═══ Material for the task ═══

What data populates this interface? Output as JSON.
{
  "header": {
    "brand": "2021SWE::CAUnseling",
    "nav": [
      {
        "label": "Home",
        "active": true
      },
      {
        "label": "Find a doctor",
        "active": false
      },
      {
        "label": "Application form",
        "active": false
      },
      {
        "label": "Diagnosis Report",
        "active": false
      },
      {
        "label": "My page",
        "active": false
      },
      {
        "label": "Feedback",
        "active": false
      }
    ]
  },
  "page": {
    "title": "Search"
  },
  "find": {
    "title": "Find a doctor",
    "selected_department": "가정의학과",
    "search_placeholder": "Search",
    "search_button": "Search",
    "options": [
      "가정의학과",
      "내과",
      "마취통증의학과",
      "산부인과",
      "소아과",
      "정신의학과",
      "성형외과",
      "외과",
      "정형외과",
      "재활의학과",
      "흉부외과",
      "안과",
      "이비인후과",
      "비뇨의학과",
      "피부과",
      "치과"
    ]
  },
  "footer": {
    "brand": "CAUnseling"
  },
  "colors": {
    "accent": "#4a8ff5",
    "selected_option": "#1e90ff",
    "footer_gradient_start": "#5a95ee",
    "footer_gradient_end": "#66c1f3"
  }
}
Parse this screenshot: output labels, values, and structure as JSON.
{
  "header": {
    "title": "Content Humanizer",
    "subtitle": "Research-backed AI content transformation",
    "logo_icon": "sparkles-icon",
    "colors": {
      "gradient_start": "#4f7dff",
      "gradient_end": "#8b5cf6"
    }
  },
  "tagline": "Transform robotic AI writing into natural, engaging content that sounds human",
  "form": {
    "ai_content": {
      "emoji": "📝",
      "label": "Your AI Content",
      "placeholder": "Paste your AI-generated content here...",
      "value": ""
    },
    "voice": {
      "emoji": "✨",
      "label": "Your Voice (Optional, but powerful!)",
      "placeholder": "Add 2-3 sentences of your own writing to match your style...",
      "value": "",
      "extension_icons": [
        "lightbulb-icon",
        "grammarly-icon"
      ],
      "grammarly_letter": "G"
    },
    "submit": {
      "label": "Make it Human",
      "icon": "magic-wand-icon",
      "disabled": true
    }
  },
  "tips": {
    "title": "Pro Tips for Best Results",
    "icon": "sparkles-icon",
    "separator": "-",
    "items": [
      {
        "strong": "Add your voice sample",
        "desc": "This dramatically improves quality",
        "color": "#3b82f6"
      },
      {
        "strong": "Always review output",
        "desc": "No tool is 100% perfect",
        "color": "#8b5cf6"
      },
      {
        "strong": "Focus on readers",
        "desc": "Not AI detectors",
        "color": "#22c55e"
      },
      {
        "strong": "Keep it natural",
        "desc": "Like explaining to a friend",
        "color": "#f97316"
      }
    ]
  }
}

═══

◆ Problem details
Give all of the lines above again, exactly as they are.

◆ Written response
What data populates this interface? Output as JSON.
{
  "header": {
    "brand": "2021SWE::CAUnseling",
    "nav": [
      {
        "label": "Home",
        "active": true
      },
      {
        "label": "Find a doctor",
        "active": false
      },
      {
        "label": "Application form",
        "active": false
      },
      {
        "label": "Diagnosis Report",
        "active": false
      },
      {
        "label": "My page",
        "active": false
      },
      {
        "label": "Feedback",
        "active": false
      }
    ]
  },
  "page": {
    "title": "Search"
  },
  "find": {
    "title": "Find a doctor",
    "selected_department": "가정의학과",
    "search_placeholder": "Search",
    "search_button": "Search",
    "options": [
      "가정의학과",
      "내과",
      "마취통증의학과",
      "산부인과",
      "소아과",
      "정신의학과",
      "성형외과",
      "외과",
      "정형외과",
      "재활의학과",
      "흉부외과",
      "안과",
      "이비인후과",
      "비뇨의학과",
      "피부과",
      "치과"
    ]
  },
  "footer": {
    "brand": "CAUnseling"
  },
  "colors": {
    "accent": "#4a8ff5",
    "selected_option": "#1e90ff",
    "footer_gradient_start": "#5a95ee",
    "footer_gradient_end": "#66c1f3"
  }
}
Parse this screenshot: output labels, values, and structure as JSON.
{
  "header": {
    "title": "Content Humanizer",
    "subtitle": "Research-backed AI content transformation",
    "logo_icon": "sparkles-icon",
    "colors": {
      "gradient_start": "#4f7dff",
      "gradient_end": "#8b5cf6"
    }
  },
  "tagline": "Transform robotic AI writing into natural, engaging content that sounds human",
  "form": {
    "ai_content": {
      "emoji": "📝",
      "label": "Your AI Content",
      "placeholder": "Paste your AI-generated content here...",
      "value": ""
    },
    "voice": {
      "emoji": "✨",
      "label": "Your Voice (Optional, but powerful!)",
      "placeholder": "Add 2-3 sentences of your own writing to match your style...",
      "value": "",
      "extension_icons": [
        "lightbulb-icon",
        "grammarly-icon"
      ],
      "grammarly_letter": "G"
    },
    "submit": {
      "label": "Make it Human",
      "icon": "magic-wand-icon",
      "disabled": true
    }
  },
  "tips": {
    "title": "Pro Tips for Best Results",
    "icon": "sparkles-icon",
    "separator": "-",
    "items": [
      {
        "strong": "Add your voice sample",
        "desc": "This dramatically improves quality",
        "color": "#3b82f6"
      },
      {
        "strong": "Always review output",
        "desc": "No tool is 100% perfect",
        "color": "#8b5cf6"
      },
      {
        "strong": "Focus on readers",
        "desc": "Not AI detectors",
        "color": "#22c55e"
      },
      {
        "strong": "Keep it natural",
        "desc": "Like explaining to a friend",
        "color": "#f97316"
      }
    ]
  }
}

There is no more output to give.